Thank you for visiting You are using a browser version with limited support for CSS. To obtain the best experience, we recommend you use a more up to date browser (or turn off compatibility mode in Internet Explorer). In the meantime, to ensure continued support, we are displaying the site without styles and JavaScript.

Animal behaviour

Learning lizards make smart moves


    Lizards have surprised researchers by demonstrating flexible problem-solving and learning skills previously seen mostly in birds and mammals. The reptiles had been thought to have rigid, stereotyped behaviour patterns and limited cognitive abilities.

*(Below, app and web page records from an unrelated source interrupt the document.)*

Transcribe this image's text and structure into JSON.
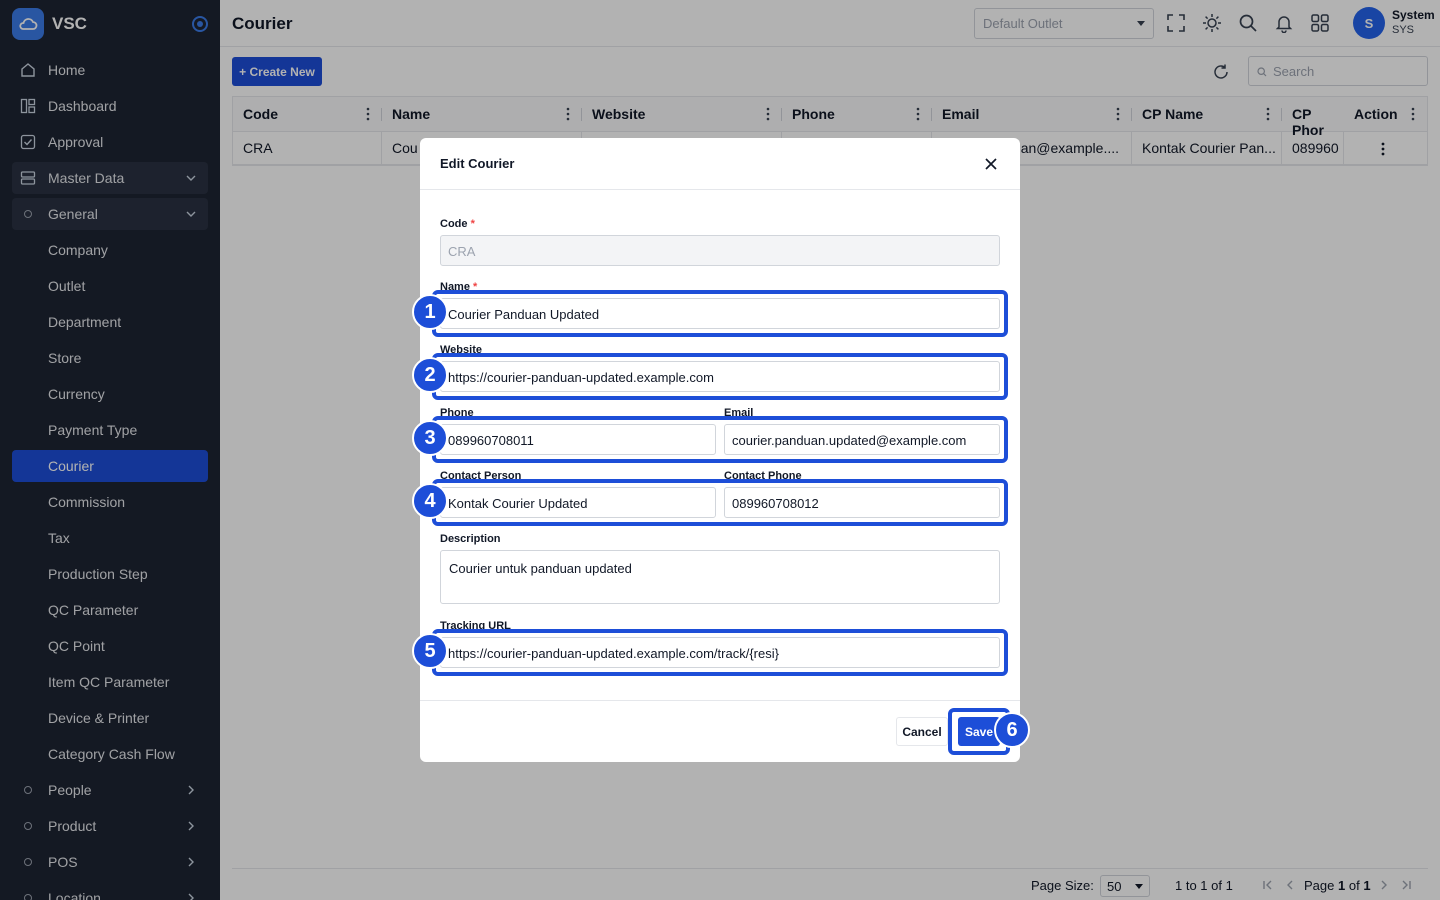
{
  "app": {
    "name": "VSC"
  },
  "sidebar": {
    "items": [
      {
        "label": "Home",
        "icon": "home-icon"
      },
      {
        "label": "Dashboard",
        "icon": "dashboard-icon"
      },
      {
        "label": "Approval",
        "icon": "approval-icon"
      },
      {
        "label": "Master Data",
        "icon": "database-icon"
      },
      {
        "label": "General",
        "icon": "circle-icon"
      }
    ],
    "sub_items": [
      "Company",
      "Outlet",
      "Department",
      "Store",
      "Currency",
      "Payment Type",
      "Courier",
      "Commission",
      "Tax",
      "Production Step",
      "QC Parameter",
      "QC Point",
      "Item QC Parameter",
      "Device & Printer",
      "Category Cash Flow"
    ],
    "groups": [
      "People",
      "Product",
      "POS",
      "Location"
    ]
  },
  "header": {
    "title": "Courier",
    "outlet_placeholder": "Default Outlet",
    "user_name": "System",
    "user_code": "SYS",
    "avatar_letter": "S"
  },
  "toolbar": {
    "create_label": "+ Create New",
    "search_placeholder": "Search"
  },
  "grid": {
    "columns": [
      "Code",
      "Name",
      "Website",
      "Phone",
      "Email",
      "CP Name",
      "CP Phor",
      "Action"
    ],
    "row": [
      "CRA",
      "Cou",
      "",
      "",
      "uan@example....",
      "Kontak Courier Pan...",
      "089960",
      ""
    ]
  },
  "footer": {
    "page_size_label": "Page Size:",
    "page_size": "50",
    "range": "1 to 1 of 1",
    "page_label": "Page",
    "page_current": "1",
    "page_of": "of",
    "page_total": "1"
  },
  "modal": {
    "title": "Edit Courier",
    "code_label": "Code",
    "code_value": "CRA",
    "name_label": "Name",
    "name_value": "Courier Panduan Updated",
    "website_label": "Website",
    "website_value": "https://courier-panduan-updated.example.com",
    "phone_label": "Phone",
    "phone_value": "089960708011",
    "email_label": "Email",
    "email_value": "courier.panduan.updated@example.com",
    "contact_person_label": "Contact Person",
    "contact_person_value": "Kontak Courier Updated",
    "contact_phone_label": "Contact Phone",
    "contact_phone_value": "089960708012",
    "description_label": "Description",
    "description_value": "Courier untuk panduan updated",
    "tracking_label": "Tracking URL",
    "tracking_value": "https://courier-panduan-updated.example.com/track/{resi}",
    "required_mark": "*",
    "cancel_label": "Cancel",
    "save_label": "Save"
  },
  "annotations": [
    "1",
    "2",
    "3",
    "4",
    "5",
    "6"
  ],
  "colors": {
    "sidebar_bg": "#1e2533",
    "accent": "#1d4ed8",
    "highlight": "#1d4ed8"
  }
}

    Manuel Leal and Brian Powell at Duke University in Durham, North Carolina, presented six Puerto Rican Anolis evermanni lizards with two wells (pictured), one of which contained a fly larva reward and was associated with a plain blue disc. After a habituation period, the creatures were challenged to dislodge the blue disc covering the well with the reward. Four of the six lizards repeatedly solved this problem by either biting or shoving the cap aside to reveal the treat, and chose the blue disc over differently coloured discs. When the reward was placed under a new disc colour, two lizards were able to reverse their choice.

    Such behavioural flexibility may have enabled Anolis lizards to radiate across the tropics of the Americas, and suggests that scientists should rethink their ideas on reptile cognition.

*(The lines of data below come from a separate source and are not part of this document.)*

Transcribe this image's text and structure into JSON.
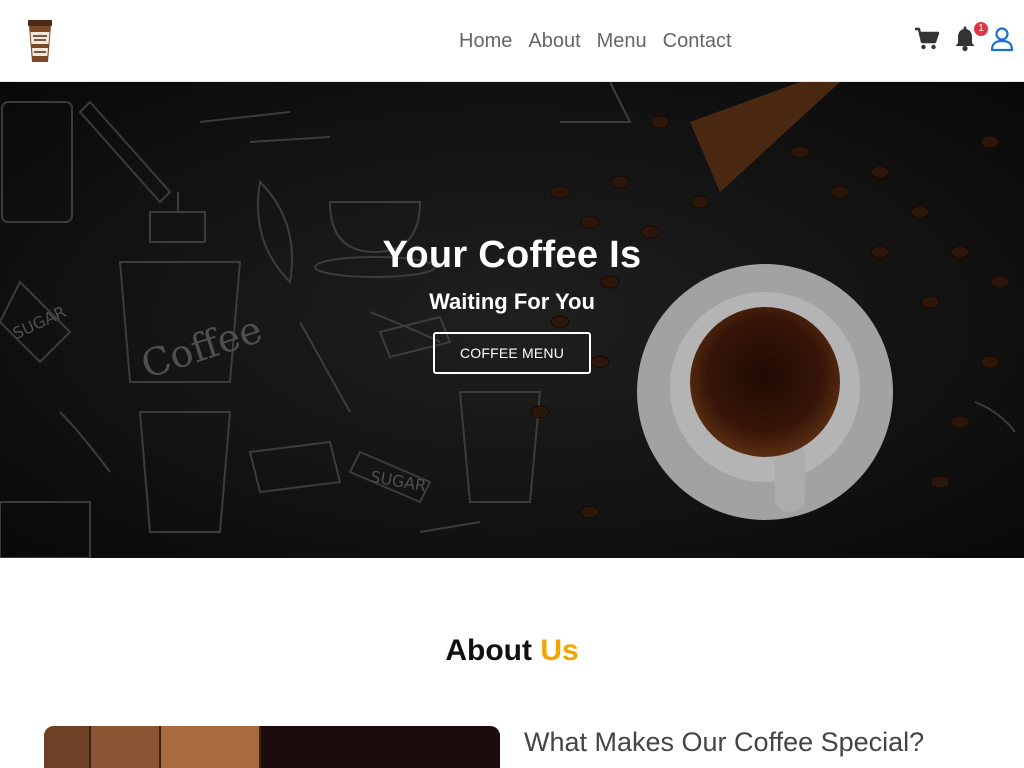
{
  "nav": {
    "logo_icon": "coffee-cup-logo",
    "links": [
      "Home",
      "About",
      "Menu",
      "Contact"
    ],
    "cart_icon": "cart-icon",
    "bell_icon": "bell-icon",
    "notification_count": "1",
    "user_icon": "user-icon"
  },
  "hero": {
    "title": "Your Coffee Is",
    "subtitle": "Waiting For You",
    "button_label": "COFFEE MENU"
  },
  "about": {
    "title_main": "About",
    "title_accent": "Us",
    "heading": "What Makes Our Coffee Special?"
  },
  "colors": {
    "accent": "#f0a500",
    "badge": "#dc3545",
    "user_icon": "#1a6fd6",
    "hero_bg": "#151515"
  }
}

    Credit: M. LEAL

    Biol. Lett. doi:10.1098/rsbl.2011.0480 (2011)

    Rights and permissions

    Reprints and Permissions

    About this article

    Cite this article

    Learning lizards make smart moves. Nature 475, 268 (2011).

    Download citation


    By submitting a comment you agree to abide by our Terms and Community Guidelines. If you find something abusive or that does not comply with our terms or guidelines please flag it as inappropriate.


    Quick links

    Nature Briefing

    Sign up for the Nature Briefing newsletter — what matters in science, free to your inbox daily.

    Get the most important science stories of the day, free in your inbox. Sign up for Nature Briefing